What to work on
Search the entries below for "Workflow". Report each line where it occurs.

Records excerpted from a collection
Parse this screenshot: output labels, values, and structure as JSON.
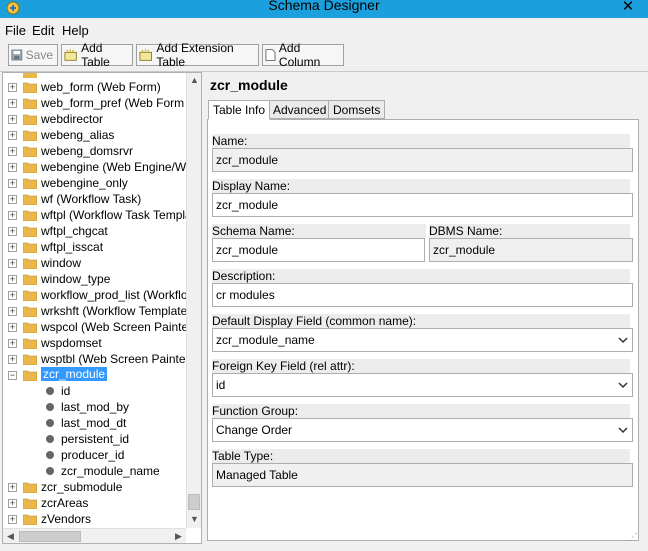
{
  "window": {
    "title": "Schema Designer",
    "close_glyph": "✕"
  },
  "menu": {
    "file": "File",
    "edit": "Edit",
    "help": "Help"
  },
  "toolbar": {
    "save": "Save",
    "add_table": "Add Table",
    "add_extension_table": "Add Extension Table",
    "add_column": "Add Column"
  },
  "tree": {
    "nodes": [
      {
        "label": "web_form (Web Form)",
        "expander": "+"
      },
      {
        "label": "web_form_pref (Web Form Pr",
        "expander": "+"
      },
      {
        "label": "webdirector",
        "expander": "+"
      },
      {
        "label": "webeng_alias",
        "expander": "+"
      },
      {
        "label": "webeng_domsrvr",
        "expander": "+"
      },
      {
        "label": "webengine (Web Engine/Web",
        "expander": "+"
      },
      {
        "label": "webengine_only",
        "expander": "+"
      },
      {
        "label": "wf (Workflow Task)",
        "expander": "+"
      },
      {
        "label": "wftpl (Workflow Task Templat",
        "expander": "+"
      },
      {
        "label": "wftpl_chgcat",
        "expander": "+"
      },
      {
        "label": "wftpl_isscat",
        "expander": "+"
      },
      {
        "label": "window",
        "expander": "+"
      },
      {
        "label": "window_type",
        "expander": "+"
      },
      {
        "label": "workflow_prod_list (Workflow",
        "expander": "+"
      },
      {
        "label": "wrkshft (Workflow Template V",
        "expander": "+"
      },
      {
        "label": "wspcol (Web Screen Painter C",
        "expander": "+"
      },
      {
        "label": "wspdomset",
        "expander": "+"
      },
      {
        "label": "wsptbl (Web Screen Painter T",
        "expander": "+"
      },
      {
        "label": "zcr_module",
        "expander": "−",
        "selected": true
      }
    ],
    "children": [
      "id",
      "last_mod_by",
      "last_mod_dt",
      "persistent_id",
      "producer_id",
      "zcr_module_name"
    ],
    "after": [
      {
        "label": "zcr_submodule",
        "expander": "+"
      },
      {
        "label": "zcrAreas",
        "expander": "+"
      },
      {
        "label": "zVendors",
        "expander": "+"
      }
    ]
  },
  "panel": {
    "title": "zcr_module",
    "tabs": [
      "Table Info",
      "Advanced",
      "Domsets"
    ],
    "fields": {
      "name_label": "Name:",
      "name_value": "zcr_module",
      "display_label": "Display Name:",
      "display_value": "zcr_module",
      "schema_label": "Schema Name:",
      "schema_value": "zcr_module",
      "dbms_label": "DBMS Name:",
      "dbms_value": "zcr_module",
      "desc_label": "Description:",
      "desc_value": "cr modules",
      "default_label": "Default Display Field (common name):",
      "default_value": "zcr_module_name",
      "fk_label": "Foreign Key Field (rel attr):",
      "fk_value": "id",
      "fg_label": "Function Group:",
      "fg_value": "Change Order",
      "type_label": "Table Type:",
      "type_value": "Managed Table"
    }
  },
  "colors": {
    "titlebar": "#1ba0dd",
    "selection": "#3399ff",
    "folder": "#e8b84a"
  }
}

Response to this task
        "label": "wf (Workflow Task)",
        "label": "wftpl (Workflow Task Templat",
        "label": "workflow_prod_list (Workflow",
        "label": "wrkshft (Workflow Template V",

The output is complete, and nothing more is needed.